- _Your objective_
Leave the pictures out while you restate every entry below word for word.

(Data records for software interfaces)
______________________________

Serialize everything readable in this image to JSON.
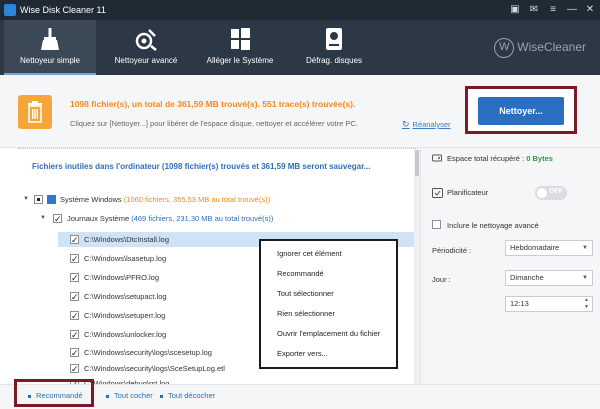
{
  "window": {
    "title": "Wise Disk Cleaner 11",
    "controls": [
      "▣",
      "✉",
      "≡",
      "—",
      "✕"
    ]
  },
  "nav": {
    "tabs": [
      {
        "label": "Nettoyeur simple",
        "icon": "broom-icon",
        "active": true
      },
      {
        "label": "Nettoyeur avancé",
        "icon": "advanced-cleaner-icon",
        "active": false
      },
      {
        "label": "Alléger le Système",
        "icon": "windows-icon",
        "active": false
      },
      {
        "label": "Défrag. disques",
        "icon": "disk-defrag-icon",
        "active": false
      }
    ],
    "brand_letter": "W",
    "brand": "WiseCleaner"
  },
  "summary": {
    "main": "1098 fichier(s), un total de 361,59 MB trouvé(s). 551 trace(s) trouvée(s).",
    "sub": "Cliquez sur [Nettoyer...] pour libérer de l'espace disque, nettoyer et accélérer votre PC.",
    "reanalyse": "Réanalyser",
    "clean_button": "Nettoyer..."
  },
  "list": {
    "header": "Fichiers inutiles dans l'ordinateur (1098 fichier(s) trouvés et 361,59 MB seront sauvegar...",
    "group": {
      "name": "Système Windows",
      "info": "(1060 fichiers, 355,53 MB au total trouvé(s))"
    },
    "subgroup": {
      "name": "Journaux Système",
      "info": "(469 fichiers, 231,30 MB au total trouvé(s))"
    },
    "files": [
      "C:\\Windows\\DtcInstall.log",
      "C:\\Windows\\lsasetup.log",
      "C:\\Windows\\PFRO.log",
      "C:\\Windows\\setupact.log",
      "C:\\Windows\\setuperr.log",
      "C:\\Windows\\unlocker.log",
      "C:\\Windows\\security\\logs\\scesetup.log",
      "C:\\Windows\\security\\logs\\SceSetupLog.etl",
      "C:\\Windows\\debug\\rst.log"
    ]
  },
  "context_menu": {
    "items": [
      "Ignorer cet élément",
      "Recommandé",
      "Tout sélectionner",
      "Rien sélectionner",
      "Ouvrir l'emplacement du fichier",
      "Exporter vers..."
    ]
  },
  "right_panel": {
    "space_label": "Espace total récupéré :",
    "space_value": "0 Bytes",
    "scheduler_label": "Planificateur",
    "toggle_state": "OFF",
    "include_advanced": "Inclure le nettoyage avancé",
    "periodicity_label": "Périodicité :",
    "periodicity_value": "Hebdomadaire",
    "day_label": "Jour :",
    "day_value": "Dimanche",
    "time_value": "12:13"
  },
  "footer": {
    "recommended": "Recommandé",
    "check_all": "Tout cocher",
    "uncheck_all": "Tout décocher"
  },
  "colors": {
    "titlebar": "#202a35",
    "navbar": "#2c3845",
    "accent_orange": "#f28a1c",
    "accent_blue": "#2b6fc3",
    "highlight_frame": "#7b1a26",
    "green": "#2e9a3f"
  }
}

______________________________

- _Solution for this task_
Serialize everything readable in this image to JSON.
{
  "window": {
    "title": "Wise Disk Cleaner 11",
    "controls": [
      "▣",
      "✉",
      "≡",
      "—",
      "✕"
    ]
  },
  "nav": {
    "tabs": [
      {
        "label": "Nettoyeur simple",
        "icon": "broom-icon",
        "active": true
      },
      {
        "label": "Nettoyeur avancé",
        "icon": "advanced-cleaner-icon",
        "active": false
      },
      {
        "label": "Alléger le Système",
        "icon": "windows-icon",
        "active": false
      },
      {
        "label": "Défrag. disques",
        "icon": "disk-defrag-icon",
        "active": false
      }
    ],
    "brand_letter": "W",
    "brand": "WiseCleaner"
  },
  "summary": {
    "main": "1098 fichier(s), un total de 361,59 MB trouvé(s). 551 trace(s) trouvée(s).",
    "sub": "Cliquez sur [Nettoyer...] pour libérer de l'espace disque, nettoyer et accélérer votre PC.",
    "reanalyse": "Réanalyser",
    "clean_button": "Nettoyer..."
  },
  "list": {
    "header": "Fichiers inutiles dans l'ordinateur (1098 fichier(s) trouvés et 361,59 MB seront sauvegar...",
    "group": {
      "name": "Système Windows",
      "info": "(1060 fichiers, 355,53 MB au total trouvé(s))"
    },
    "subgroup": {
      "name": "Journaux Système",
      "info": "(469 fichiers, 231,30 MB au total trouvé(s))"
    },
    "files": [
      "C:\\Windows\\DtcInstall.log",
      "C:\\Windows\\lsasetup.log",
      "C:\\Windows\\PFRO.log",
      "C:\\Windows\\setupact.log",
      "C:\\Windows\\setuperr.log",
      "C:\\Windows\\unlocker.log",
      "C:\\Windows\\security\\logs\\scesetup.log",
      "C:\\Windows\\security\\logs\\SceSetupLog.etl",
      "C:\\Windows\\debug\\rst.log"
    ]
  },
  "context_menu": {
    "items": [
      "Ignorer cet élément",
      "Recommandé",
      "Tout sélectionner",
      "Rien sélectionner",
      "Ouvrir l'emplacement du fichier",
      "Exporter vers..."
    ]
  },
  "right_panel": {
    "space_label": "Espace total récupéré :",
    "space_value": "0 Bytes",
    "scheduler_label": "Planificateur",
    "toggle_state": "OFF",
    "include_advanced": "Inclure le nettoyage avancé",
    "periodicity_label": "Périodicité :",
    "periodicity_value": "Hebdomadaire",
    "day_label": "Jour :",
    "day_value": "Dimanche",
    "time_value": "12:13"
  },
  "footer": {
    "recommended": "Recommandé",
    "check_all": "Tout cocher",
    "uncheck_all": "Tout décocher"
  },
  "colors": {
    "titlebar": "#202a35",
    "navbar": "#2c3845",
    "accent_orange": "#f28a1c",
    "accent_blue": "#2b6fc3",
    "highlight_frame": "#7b1a26",
    "green": "#2e9a3f"
  }
}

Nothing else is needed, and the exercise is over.